In the specific context of sliding-window constructions, 1-dimensional persistent homology can reveal the nature of periodic structure in the original data. I created a special technique to study how these high-dimensional sliding-window curves form loops in order to quantify the periodicity.  Students are guided through this construction and learn how to visualize and interpret this information.

Climate data is extremely complex (as anyone who has suffered from a bad weather prediction can attest) and numerous variables play a role in determining our daily weather and temperatures. This complexity coupled with imperfections of measuring devices results in very noisy data. This causes the annual seasonal periodicity to be far from exact. To this end, I have students explore existing theoretical notions of almost-periodicity and test it on the data. They find that some existing definitions are also inadequate in this context. Hence I challenged them to invent new mathematics by proposing and testing their own definition. These students rose to the challenge and suggested a number of creative definitions. 

While autocorrelation and spectral methods based on Fourier analysis are often used to explore periodicity,  the construction here provides an alternative paradigm to quantify periodic structure in almost-periodic signals using tools from topological data analysis.

Related Projects

This Data Expedition introduces students to network tools and approaches and invites students to consider the relationship(s) between social networks and social imaginaries. Using foundation-funding data that was collected from the The Foundation Directory Online, the Data Expedition enables students to visualize and explore the relationship between networks, social imaginaries, and funding for higher education. The Data Expedition is based on two sets of data. The first set list the grants received by Duke University in 2016 from five foundations: The Bill and Melinda Gates Foundation, Fidelity Charitable Gift Fund, Silicon Valley Community Foundation, The Community Foundation of Western North Carolina, and The Robert Wood Johnson Foundation. The second set lists the names of board members from Duke University and each of these five foundations along with the degree granting institution for their undergraduate education. For the sake of this exercise, the degree granting institutions data was fabricated from a randomized list of the top twenty-five undergraduate institutions.
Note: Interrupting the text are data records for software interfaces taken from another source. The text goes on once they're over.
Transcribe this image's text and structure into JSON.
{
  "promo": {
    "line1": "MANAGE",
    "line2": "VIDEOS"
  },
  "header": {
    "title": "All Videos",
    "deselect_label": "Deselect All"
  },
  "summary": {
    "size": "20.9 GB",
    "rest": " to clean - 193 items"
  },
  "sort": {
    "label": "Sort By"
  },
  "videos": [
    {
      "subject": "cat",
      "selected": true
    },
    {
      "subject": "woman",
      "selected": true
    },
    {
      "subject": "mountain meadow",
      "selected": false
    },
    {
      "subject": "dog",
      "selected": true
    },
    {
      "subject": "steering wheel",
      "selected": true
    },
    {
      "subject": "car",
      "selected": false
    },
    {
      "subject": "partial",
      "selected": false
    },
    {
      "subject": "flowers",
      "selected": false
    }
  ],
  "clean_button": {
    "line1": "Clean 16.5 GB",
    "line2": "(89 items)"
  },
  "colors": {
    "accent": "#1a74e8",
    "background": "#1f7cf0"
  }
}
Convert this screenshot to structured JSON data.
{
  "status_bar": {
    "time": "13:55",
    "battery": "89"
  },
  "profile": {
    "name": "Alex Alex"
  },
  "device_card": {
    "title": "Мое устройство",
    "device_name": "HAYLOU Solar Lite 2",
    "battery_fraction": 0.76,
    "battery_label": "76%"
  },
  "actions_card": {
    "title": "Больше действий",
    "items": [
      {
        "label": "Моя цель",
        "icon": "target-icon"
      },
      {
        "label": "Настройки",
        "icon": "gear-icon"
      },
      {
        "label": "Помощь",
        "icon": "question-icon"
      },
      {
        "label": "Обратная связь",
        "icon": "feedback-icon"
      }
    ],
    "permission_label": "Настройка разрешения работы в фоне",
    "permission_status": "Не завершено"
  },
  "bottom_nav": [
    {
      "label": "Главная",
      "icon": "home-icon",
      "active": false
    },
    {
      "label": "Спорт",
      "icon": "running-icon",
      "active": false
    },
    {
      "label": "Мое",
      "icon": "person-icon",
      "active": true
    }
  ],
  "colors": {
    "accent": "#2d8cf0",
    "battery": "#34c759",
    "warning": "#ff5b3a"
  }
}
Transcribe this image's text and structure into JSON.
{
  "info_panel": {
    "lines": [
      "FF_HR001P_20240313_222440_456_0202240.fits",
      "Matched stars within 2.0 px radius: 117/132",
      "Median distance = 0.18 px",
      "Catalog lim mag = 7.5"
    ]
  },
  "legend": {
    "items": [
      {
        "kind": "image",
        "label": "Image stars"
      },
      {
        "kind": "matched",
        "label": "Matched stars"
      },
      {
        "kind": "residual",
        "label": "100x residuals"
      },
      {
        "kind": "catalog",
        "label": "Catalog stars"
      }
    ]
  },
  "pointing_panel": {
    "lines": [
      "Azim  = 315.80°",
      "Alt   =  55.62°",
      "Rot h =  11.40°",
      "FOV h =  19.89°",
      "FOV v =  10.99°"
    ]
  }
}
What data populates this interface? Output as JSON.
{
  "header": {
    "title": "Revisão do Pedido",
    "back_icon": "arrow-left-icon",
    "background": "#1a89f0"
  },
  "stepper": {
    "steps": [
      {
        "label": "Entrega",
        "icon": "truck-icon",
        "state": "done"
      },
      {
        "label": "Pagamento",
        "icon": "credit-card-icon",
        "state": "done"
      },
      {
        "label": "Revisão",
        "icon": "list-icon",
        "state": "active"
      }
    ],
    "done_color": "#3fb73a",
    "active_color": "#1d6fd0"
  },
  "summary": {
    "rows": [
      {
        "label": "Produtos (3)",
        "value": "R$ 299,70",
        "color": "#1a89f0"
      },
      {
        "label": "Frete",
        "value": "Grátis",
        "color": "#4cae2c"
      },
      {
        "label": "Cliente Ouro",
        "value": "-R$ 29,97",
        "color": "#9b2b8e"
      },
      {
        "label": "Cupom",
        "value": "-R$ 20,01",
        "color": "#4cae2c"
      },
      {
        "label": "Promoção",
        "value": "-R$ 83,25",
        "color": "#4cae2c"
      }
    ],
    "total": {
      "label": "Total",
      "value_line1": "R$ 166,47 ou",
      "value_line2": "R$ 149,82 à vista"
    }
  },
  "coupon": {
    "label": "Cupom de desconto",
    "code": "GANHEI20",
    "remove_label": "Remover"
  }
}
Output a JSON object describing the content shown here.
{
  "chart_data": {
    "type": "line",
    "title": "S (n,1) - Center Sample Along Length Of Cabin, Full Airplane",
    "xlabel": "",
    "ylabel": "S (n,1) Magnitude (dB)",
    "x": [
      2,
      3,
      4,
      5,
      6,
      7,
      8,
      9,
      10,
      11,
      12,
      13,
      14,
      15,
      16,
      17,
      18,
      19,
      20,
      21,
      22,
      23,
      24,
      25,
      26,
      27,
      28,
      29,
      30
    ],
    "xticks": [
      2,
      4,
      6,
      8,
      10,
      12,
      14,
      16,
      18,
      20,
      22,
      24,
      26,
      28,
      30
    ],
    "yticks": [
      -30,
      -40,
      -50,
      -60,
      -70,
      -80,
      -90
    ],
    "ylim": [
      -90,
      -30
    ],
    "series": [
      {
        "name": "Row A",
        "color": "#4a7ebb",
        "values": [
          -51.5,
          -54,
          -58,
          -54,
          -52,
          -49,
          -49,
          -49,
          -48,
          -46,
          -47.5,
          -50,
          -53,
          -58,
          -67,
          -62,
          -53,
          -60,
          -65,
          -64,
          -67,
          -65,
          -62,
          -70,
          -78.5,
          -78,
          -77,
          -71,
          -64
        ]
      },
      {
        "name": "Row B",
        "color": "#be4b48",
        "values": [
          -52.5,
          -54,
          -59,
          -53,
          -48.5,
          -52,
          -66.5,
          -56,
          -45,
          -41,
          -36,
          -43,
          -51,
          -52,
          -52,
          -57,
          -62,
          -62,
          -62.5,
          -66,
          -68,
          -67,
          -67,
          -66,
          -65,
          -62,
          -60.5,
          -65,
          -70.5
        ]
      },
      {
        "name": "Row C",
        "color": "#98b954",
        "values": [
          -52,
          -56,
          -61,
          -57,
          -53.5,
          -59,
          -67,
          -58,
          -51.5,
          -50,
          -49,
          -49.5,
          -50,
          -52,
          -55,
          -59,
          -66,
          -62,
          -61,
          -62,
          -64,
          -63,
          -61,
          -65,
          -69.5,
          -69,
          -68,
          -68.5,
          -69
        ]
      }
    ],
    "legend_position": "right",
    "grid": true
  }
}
This Data Expedition seeks to introduce students to statistical analysis in the field of international development. Students construct a index of wealth/poverty based on asset holdings using four datasets collected under the umbrella of the Living Standards Measurement Survey project at the World Bank. We selected countries to represent different continents with comparable and recent survey data: Bulgaria (2007), Tajikistan (2009), Tanzania (2010-2011), and Panama (2008).

First, we construct an index of wealth based on household assets in the different countries using Principle Components Analysis. Once a poverty index is constructed, students seek to understand what the main drivers of wealth/poverty are in different countries. We include variables for health, education, age, relationship to the household head, and sex. Students then use regression analysis to identify the main drivers of poverty in different countries.

This data expedition explores the local (ego) patent citation networks of three hybrid vehicle-related patents. The concept of patent citations and technological development is a core theme in innovation and entrepreneurship, and the purpose of these network explorations is to both quantitatively and visually assess how innovations are connected and what these connections mean for the focal innovations and the technologies that draw on those patents in the future. The expedition was incorporated as part of the Sociology of Entrepreneurship class, where students are thinking about the emergence and diffusion of innovations.